Miscellaneous Information Archive

Archives: 1998 (June) Billboard Magazine Article #2

June 27, 1998
America's California Dreams Helped Shape The Pop Terrain Of The '70s


NEW YORK--In the realm of the California pop/rock pantheon, only a handful of artists have launched a sound so defining as to tip the hand of an era's musical landscape.

If the Beach Boys, with their shiny, happy melodies, might be termed the granddaddies of the 1960s California-bred pop, then the Eagles, Fleetwood Mac, and America represent their faithful offspring, who--with others, like James Taylor, Jackson Browne, and Carole King--redefined pop music for the 1970s.

America's three original members were Gerry Beckley, Dewey Bunnel, and Dan Peek; all were military officers' kids. The band formed in 1969 in London after its members met at a U.S. Air Force base. The group's name, in fact, was inspired by homesick blues.

The group moved to the U.S. in February 1972 with the Beatles and the Beach Boys at the fore of the members' consciousness; the band's first single was "A Horse With No Name." The song's sticky hook, effortless harmonies, and ringing guitars quickly soaked into the mainstream consciousness, earning gold status and spending three weeks at the top of the Hot 100 in early 1972.

America's eponymous debut album then catapulted to No. 1 on The Billboard 200, remaining there for five weeks and garnering platinum status.

The success inspired America's win that year as best new artists at the Grammy Awards--beating out its organic contemporaries the Eagles, Harry Chapin, Loggins & Messina, and John Prine. (The band lost the Grammy for vocal pop group to Roberta Flack & Donny Hathaway's "Where Is The Love.")

The group's top 10 hits "I Need You" and "Ventura Highway" quickly followed.
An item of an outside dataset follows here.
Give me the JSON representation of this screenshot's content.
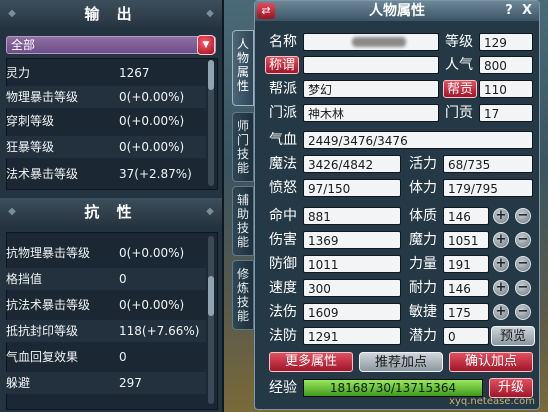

Next came the band's George Martin-produced tracks "Tin Man," "Lonely People," and its second No. 1, "Sister Golden Hair." In 1975, the album "History/America's Greatest Hits" was released.

In 1977, Peek departed; he became a successful contemporary Christian singer. America had one more top 10 hit: 1982's "You Can Do Magic," written by Russ Ballard. In all, the band has released 19 albums, with 11 top 40 singles and three AC No. 1 hits to its credit.


"What we've been through has been a fantastic experience," says Beckley. "It's like a moving train where we pick up people along the way and drop them off at various points. And we're still moving at a pretty good clip."

"Our music has always been very approachable and easily assimilated," Bunnell says. "The melodies and the songs have been entrenched on radio, and even from the beginning, it seemed we attracted a fairly large mix of people."

"We never tried to pursue a trend. Everything is pretty natural with us," he adds. "We figured our core group isn't going to go for things like disco or grunge, so we stick to our old roots of the Beatles/Beach Boys-style of writing, that songcrafting thing."

As for the group's place in musical history, Bunnell considers America much like the mortar that binds the bricks of a wall. "I have this image of it where bands like the Rolling Stones are the bricks, and we are the mortar that holds those bricks together," he says. "Our songs are tenacious, but I don't think we've done anything earth-moving. I don't think we've revolutionized anything. We made strong material and songs that are there to hold together the big stuff."

Steve Ship--president of King Biscuit Entertainment, which owns the band's label, Oxygen Records--believes that America's rich catalog continues to influence today's artists. "You can hear their sound in other artists, like Sheryl Crow," he says. "And they continue to have an impact today, because they've never stopped touring; they've never broken up. They're the same guys."

"We're reminded nightly of the influence we've had," says Beckley of America's 100-150 tour dates a year. "There are certain songs that mean the world to those fans. It's wrong for me to put too much stock in that, but I certainly feel like we've earned our place--whatever place that is."

Last Revised: 30 June 1998